Servant Leadership and the Immigration Debate
First off, we want to share that our views are possibly a bit biased. Here at the Center for Sharing, we’ve been beneficiaries of the hard labor of immigrants, and are intentionally located in an immigrant community. Without the generosity of Broetje Orchards and the wonderful people who work there—many of whom are immigrants, the Center for Sharing probably wouldn’t exist and certainly wouldn’t be able to do much of the work we do today. Having said that, we also recognize that we live in a city that is nearly 30 percent immigrant and often find our community is divided and misinformed on the issues of immigration.
Here in our local Tri-Cities community, the divided state of our nation on this issue became very apparent when candidate Loren Nichols ran for city council and proposed that undocumented immigrants should be shot at the border or be put to death—a statement that defies the rule of law this country was built on. To our surprise he still received twenty seven percent of the votes in that election and took 2nd place. As an organization dedicated to developing servant leaders, we’d like to take a hard look at what servant leadership has to teach us about how we should respond to the dilemma facing our country.
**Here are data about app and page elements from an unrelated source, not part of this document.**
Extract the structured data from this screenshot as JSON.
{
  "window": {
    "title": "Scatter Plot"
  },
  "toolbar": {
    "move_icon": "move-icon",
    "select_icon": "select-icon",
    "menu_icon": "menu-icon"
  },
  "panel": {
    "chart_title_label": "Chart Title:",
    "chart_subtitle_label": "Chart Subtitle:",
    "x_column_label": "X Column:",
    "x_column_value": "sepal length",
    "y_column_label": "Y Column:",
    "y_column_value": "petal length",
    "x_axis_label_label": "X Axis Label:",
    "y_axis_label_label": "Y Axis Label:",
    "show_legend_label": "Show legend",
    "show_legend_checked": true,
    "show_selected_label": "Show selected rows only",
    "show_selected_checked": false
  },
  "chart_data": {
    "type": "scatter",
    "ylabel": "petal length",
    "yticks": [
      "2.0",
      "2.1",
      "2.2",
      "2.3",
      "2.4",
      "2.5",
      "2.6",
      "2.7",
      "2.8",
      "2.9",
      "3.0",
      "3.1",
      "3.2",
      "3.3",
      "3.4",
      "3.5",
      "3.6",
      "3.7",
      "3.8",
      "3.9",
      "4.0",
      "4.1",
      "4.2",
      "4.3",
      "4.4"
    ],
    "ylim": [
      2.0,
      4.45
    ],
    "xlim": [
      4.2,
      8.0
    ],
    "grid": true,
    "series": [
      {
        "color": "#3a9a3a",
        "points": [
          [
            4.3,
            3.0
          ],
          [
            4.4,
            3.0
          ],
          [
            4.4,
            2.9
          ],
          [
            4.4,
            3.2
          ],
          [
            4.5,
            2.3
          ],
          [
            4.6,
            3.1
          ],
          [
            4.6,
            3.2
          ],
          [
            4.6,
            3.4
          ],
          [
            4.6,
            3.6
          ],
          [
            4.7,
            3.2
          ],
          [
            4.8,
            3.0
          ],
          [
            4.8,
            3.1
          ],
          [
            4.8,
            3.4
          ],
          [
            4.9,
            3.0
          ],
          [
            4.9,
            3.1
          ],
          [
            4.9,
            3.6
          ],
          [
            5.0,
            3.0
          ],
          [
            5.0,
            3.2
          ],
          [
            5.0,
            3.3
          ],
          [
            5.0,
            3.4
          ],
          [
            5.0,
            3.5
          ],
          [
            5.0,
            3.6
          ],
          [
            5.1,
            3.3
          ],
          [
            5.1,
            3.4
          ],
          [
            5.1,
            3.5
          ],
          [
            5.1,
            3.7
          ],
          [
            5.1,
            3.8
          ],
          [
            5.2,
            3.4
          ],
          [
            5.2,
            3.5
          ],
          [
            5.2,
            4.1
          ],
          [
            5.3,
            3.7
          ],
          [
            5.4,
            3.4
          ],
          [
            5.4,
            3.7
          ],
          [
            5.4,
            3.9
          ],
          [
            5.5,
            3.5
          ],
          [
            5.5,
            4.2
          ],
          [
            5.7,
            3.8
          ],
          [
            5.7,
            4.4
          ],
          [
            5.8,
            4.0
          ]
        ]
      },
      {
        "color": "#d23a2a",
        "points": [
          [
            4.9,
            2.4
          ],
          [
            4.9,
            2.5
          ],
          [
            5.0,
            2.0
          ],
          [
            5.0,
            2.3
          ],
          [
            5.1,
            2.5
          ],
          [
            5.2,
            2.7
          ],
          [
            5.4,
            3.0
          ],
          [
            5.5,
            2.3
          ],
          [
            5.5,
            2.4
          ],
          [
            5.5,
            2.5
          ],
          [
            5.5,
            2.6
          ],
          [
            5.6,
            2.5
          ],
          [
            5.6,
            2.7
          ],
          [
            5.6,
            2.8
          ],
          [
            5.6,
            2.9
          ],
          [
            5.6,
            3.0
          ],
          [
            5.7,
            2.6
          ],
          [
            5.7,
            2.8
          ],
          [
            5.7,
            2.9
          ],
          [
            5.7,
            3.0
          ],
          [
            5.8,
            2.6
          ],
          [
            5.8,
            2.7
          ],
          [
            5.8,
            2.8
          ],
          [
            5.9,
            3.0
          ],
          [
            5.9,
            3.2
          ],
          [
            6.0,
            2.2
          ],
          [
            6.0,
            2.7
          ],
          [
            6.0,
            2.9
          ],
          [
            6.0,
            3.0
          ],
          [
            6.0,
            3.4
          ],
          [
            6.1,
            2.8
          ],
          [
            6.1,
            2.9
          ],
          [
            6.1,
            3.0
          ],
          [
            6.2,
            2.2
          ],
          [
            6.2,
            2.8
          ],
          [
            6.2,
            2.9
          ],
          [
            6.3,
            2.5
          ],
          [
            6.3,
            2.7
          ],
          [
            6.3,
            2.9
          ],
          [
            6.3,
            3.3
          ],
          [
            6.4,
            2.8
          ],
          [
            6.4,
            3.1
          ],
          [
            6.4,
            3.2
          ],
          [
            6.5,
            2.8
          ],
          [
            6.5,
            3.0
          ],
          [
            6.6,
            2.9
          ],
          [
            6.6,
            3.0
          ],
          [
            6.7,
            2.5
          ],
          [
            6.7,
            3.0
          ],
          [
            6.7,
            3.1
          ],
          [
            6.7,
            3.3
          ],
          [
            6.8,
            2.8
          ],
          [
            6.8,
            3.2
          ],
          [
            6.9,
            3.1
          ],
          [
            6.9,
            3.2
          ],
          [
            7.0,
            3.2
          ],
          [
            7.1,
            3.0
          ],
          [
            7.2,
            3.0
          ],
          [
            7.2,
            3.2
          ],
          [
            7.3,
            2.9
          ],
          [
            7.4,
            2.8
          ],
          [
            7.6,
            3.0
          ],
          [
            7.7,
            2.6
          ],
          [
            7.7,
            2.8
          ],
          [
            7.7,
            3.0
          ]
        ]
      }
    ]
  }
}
Robert Greenleaf’s test of servant leadership, which is difficult to administer in many situations, states the following:
“Do those served grow as persons? Do they, while being served, become healthier, wiser, freer, more autonomous, more likely themselves to become servants? And, what is the effect on the least privileged in society? Will they benefit or at least not be further deprived?”
We believe simply applying this test to the immigration debate helps bring a great deal of clarity to what our leaders should do. However, many of these immigrants have been dehumanized and alienated to the point that many don’t believe this test should apply to them. That somehow they don’t deserve the opportunity to be served, to grow, to become healthier, wiser, freer or more autonomous. They are referred to as “illegals,” as if they mere existence is against the law.
What would be the best way to ensure the immigrants who live here grow as people? Should we deport them all? Should we shoot them at the border, as Mr. Nichols suggests? Or should we care about them– where they are from and why they are here? Should we alienate them and deprive them of their rights? Or should we see how we can be a part of their growth as families and individuals? The answers to these questions will determine the future of our country.
We need your help. We believe this country is great because of our ability to discuss issues like immigration with civility and to find a way to make a world that works for everyone. We’d like to start a conversation about servant leadership and immigration, using the book “Welcoming the Stranger” as a guide to our discussion. If you’d like to be a part of that, we’d love to hear from you. Please contact Luke by phone at 509.546.5999 or via email at firstname.lastname@example.org. We’d like to create a group of thoughtful servant leaders who can help this community, state and nation make wise choices with regards to the way we treat immigrants to our country.